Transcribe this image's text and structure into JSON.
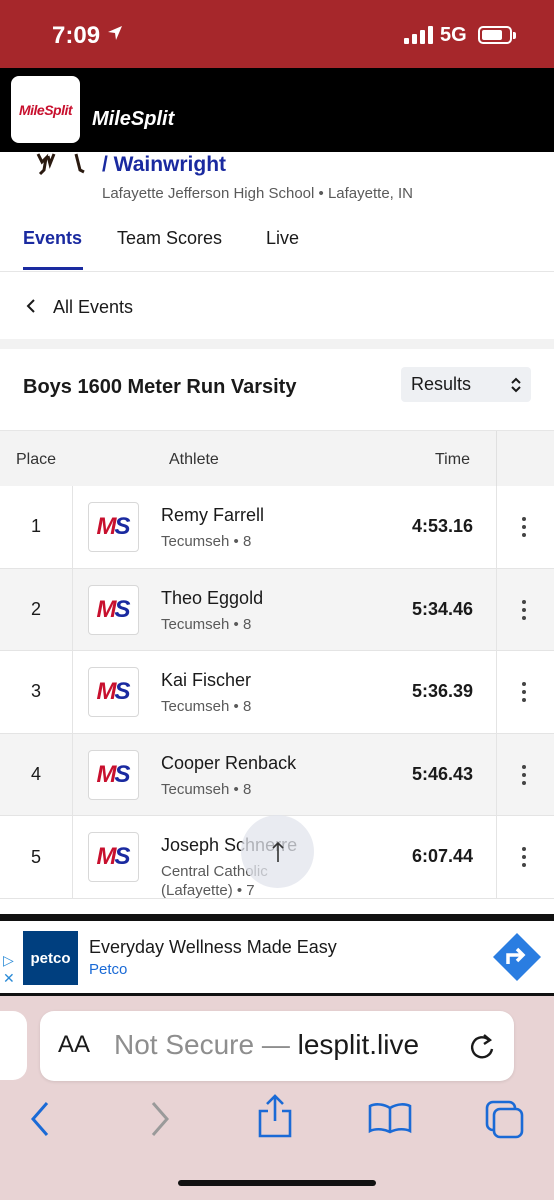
{
  "status_bar": {
    "time": "7:09",
    "network": "5G",
    "icons": [
      "location-arrow-icon",
      "signal-icon",
      "battery-icon"
    ]
  },
  "site": {
    "logo_text": "MileSplit",
    "brand_text": "MileSplit"
  },
  "meet": {
    "title": "/ Wainwright",
    "subtitle": "Lafayette Jefferson High School • Lafayette, IN"
  },
  "tabs": [
    {
      "label": "Events",
      "active": true
    },
    {
      "label": "Team Scores",
      "active": false
    },
    {
      "label": "Live",
      "active": false
    }
  ],
  "back_link": {
    "label": "All Events"
  },
  "event": {
    "title": "Boys 1600 Meter Run Varsity",
    "view_select": "Results"
  },
  "table": {
    "headers": {
      "place": "Place",
      "athlete": "Athlete",
      "time": "Time"
    },
    "logo_letters": {
      "m": "M",
      "s": "S"
    },
    "rows": [
      {
        "place": "1",
        "name": "Remy Farrell",
        "team": "Tecumseh • 8",
        "time": "4:53.16"
      },
      {
        "place": "2",
        "name": "Theo Eggold",
        "team": "Tecumseh • 8",
        "time": "5:34.46"
      },
      {
        "place": "3",
        "name": "Kai Fischer",
        "team": "Tecumseh • 8",
        "time": "5:36.39"
      },
      {
        "place": "4",
        "name": "Cooper Renback",
        "team": "Tecumseh • 8",
        "time": "5:46.43"
      },
      {
        "place": "5",
        "name": "Joseph Schnerre",
        "team": "Central Catholic (Lafayette) • 7",
        "time": "6:07.44"
      }
    ]
  },
  "ad": {
    "logo_text": "petco",
    "headline": "Everyday Wellness Made Easy",
    "brand": "Petco"
  },
  "browser": {
    "aa_label": "AA",
    "url_prefix": "Not Secure — ",
    "url_host": "lesplit.live"
  },
  "colors": {
    "status_bar": "#a6272b",
    "accent": "#1a2aa0",
    "brand_red": "#c8102e",
    "browser_chrome": "#e8d3d4"
  }
}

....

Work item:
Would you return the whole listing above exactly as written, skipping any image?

Response area:
Transcribe this image's text and structure into JSON.
{
  "status_bar": {
    "time": "7:09",
    "network": "5G",
    "icons": [
      "location-arrow-icon",
      "signal-icon",
      "battery-icon"
    ]
  },
  "site": {
    "logo_text": "MileSplit",
    "brand_text": "MileSplit"
  },
  "meet": {
    "title": "/ Wainwright",
    "subtitle": "Lafayette Jefferson High School • Lafayette, IN"
  },
  "tabs": [
    {
      "label": "Events",
      "active": true
    },
    {
      "label": "Team Scores",
      "active": false
    },
    {
      "label": "Live",
      "active": false
    }
  ],
  "back_link": {
    "label": "All Events"
  },
  "event": {
    "title": "Boys 1600 Meter Run Varsity",
    "view_select": "Results"
  },
  "table": {
    "headers": {
      "place": "Place",
      "athlete": "Athlete",
      "time": "Time"
    },
    "logo_letters": {
      "m": "M",
      "s": "S"
    },
    "rows": [
      {
        "place": "1",
        "name": "Remy Farrell",
        "team": "Tecumseh • 8",
        "time": "4:53.16"
      },
      {
        "place": "2",
        "name": "Theo Eggold",
        "team": "Tecumseh • 8",
        "time": "5:34.46"
      },
      {
        "place": "3",
        "name": "Kai Fischer",
        "team": "Tecumseh • 8",
        "time": "5:36.39"
      },
      {
        "place": "4",
        "name": "Cooper Renback",
        "team": "Tecumseh • 8",
        "time": "5:46.43"
      },
      {
        "place": "5",
        "name": "Joseph Schnerre",
        "team": "Central Catholic (Lafayette) • 7",
        "time": "6:07.44"
      }
    ]
  },
  "ad": {
    "logo_text": "petco",
    "headline": "Everyday Wellness Made Easy",
    "brand": "Petco"
  },
  "browser": {
    "aa_label": "AA",
    "url_prefix": "Not Secure — ",
    "url_host": "lesplit.live"
  },
  "colors": {
    "status_bar": "#a6272b",
    "accent": "#1a2aa0",
    "brand_red": "#c8102e",
    "browser_chrome": "#e8d3d4"
  }
}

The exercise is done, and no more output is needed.